Ever since World of Warcraft was released in 2004, it has proven difficult for new MMORPGs to gain any traction, with a few exceptions. Now the IP that inspired Warcraft is getting a MMORPG of its own - Warhammer Online: Age of Reckoning (WAR). The game is being developed by Mythic Entertainment, makers of Dark Age of Camelot, and it's due to launch on September 18th. Is Warhammer Online poised to become a contender?
I don't like to draw too many comparisons to other games, but Warhammer Online and WoW have so much in common that a comparison is inevitable. While Warhammer has a less cartoonish appearance, everything from the factions and races to the GUI and talent trees bear an unmistakable resemblance to WoW. That's not necessarily a bad thing. Given how successful WoW has been, other developers would be daft not to follow their lead to some extent. Rather than look at the multitude of similarities, I'll focus on some of the ways the two games differ.
Secondary targetting, which allows you to target an enemy and a friendly character at the same time, has found its way into WAR. When casting an offensive spell, it hits the enemy, but your heals and buffs automatically go to the friendly target. Some spells even make use of both targets: transfering health from the enemy to the friendly, for example.
The grouping system in WAR is a cut above what most games offer. As well as being able to search for groups, players can create "open" groups which anyone can join. When you enter an area, a small window lets you know if there are any open groups around. This system streamlines the whole process, optionally eliminating the "tells" and "invites" normally associated with grouping. It may sound simple, but it's remarkable how primitive features for finding a group are in many MMORPGs, including WoW.

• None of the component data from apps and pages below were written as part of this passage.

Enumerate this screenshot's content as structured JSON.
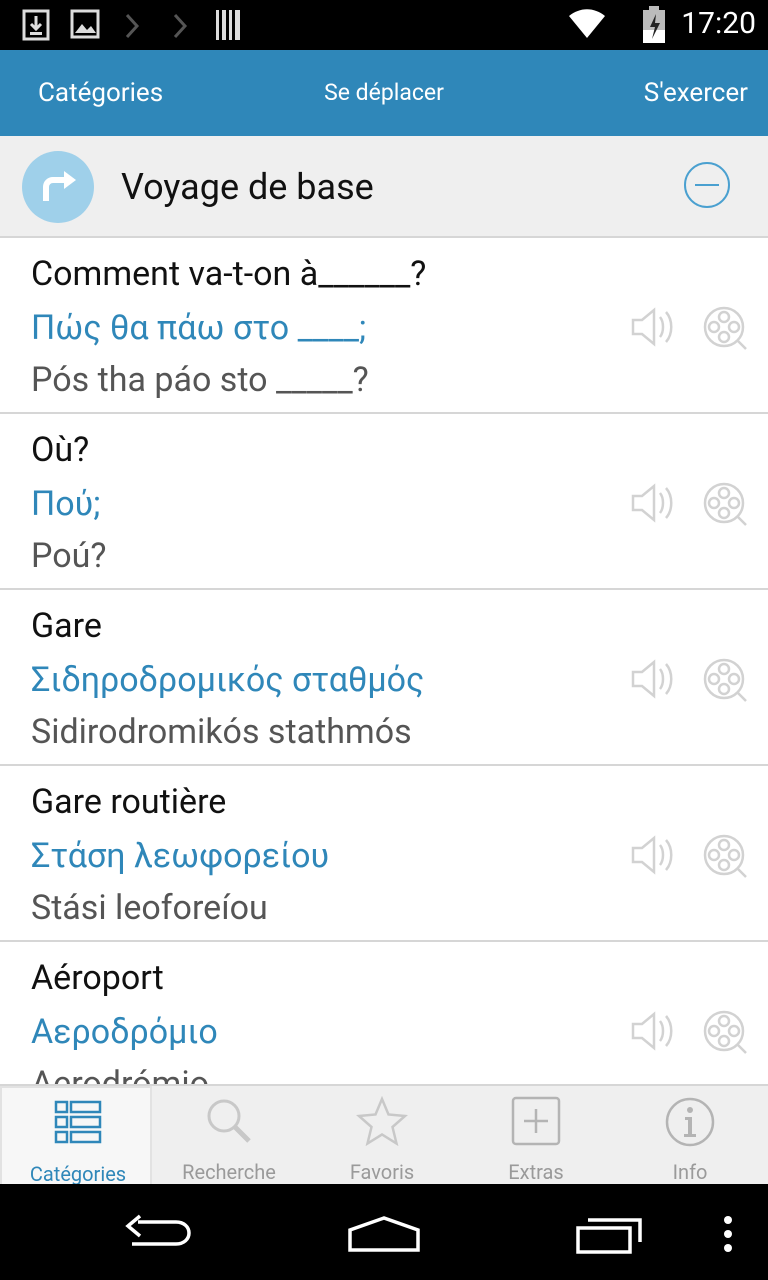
{
  "status_bar": {
    "time": "17:20",
    "icons": [
      "download-icon",
      "image-icon",
      "chevron-right-icon",
      "chevron-right-icon",
      "barcode-icon",
      "wifi-icon",
      "battery-charging-icon"
    ]
  },
  "action_bar": {
    "left": "Catégories",
    "center": "Se déplacer",
    "right": "S'exercer"
  },
  "category": {
    "title": "Voyage de base"
  },
  "phrases": [
    {
      "fr": "Comment va-t-on à______?",
      "gr": "Πώς θα πάω στο ____;",
      "translit": "Pós tha páo sto _____?"
    },
    {
      "fr": "Où?",
      "gr": "Πού;",
      "translit": "Poú?"
    },
    {
      "fr": "Gare",
      "gr": "Σιδηροδρομικός σταθμός",
      "translit": "Sidirodromikós stathmós"
    },
    {
      "fr": "Gare routière",
      "gr": "Στάση λεωφορείου",
      "translit": "Stási leoforeíou"
    },
    {
      "fr": "Aéroport",
      "gr": "Αεροδρόμιο",
      "translit": "Aerodrómio"
    }
  ],
  "tabs": [
    {
      "label": "Catégories",
      "icon": "list-icon",
      "active": true
    },
    {
      "label": "Recherche",
      "icon": "search-icon",
      "active": false
    },
    {
      "label": "Favoris",
      "icon": "star-icon",
      "active": false
    },
    {
      "label": "Extras",
      "icon": "plus-box-icon",
      "active": false
    },
    {
      "label": "Info",
      "icon": "info-icon",
      "active": false
    }
  ],
  "colors": {
    "accent": "#2f87b9",
    "badge": "#9fd0ea",
    "header_bg": "#efefef"
  }
}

Mythic also intends to make guilds a little more interesting in WAR by introducing a reward system for them. Guilds have an experience pool much like individual players, and as the membership accomplishes things in the world, they help to level the guild itself. This is a nifty idea that will give guilds a little more cohesion and will likely be borrowed by other games.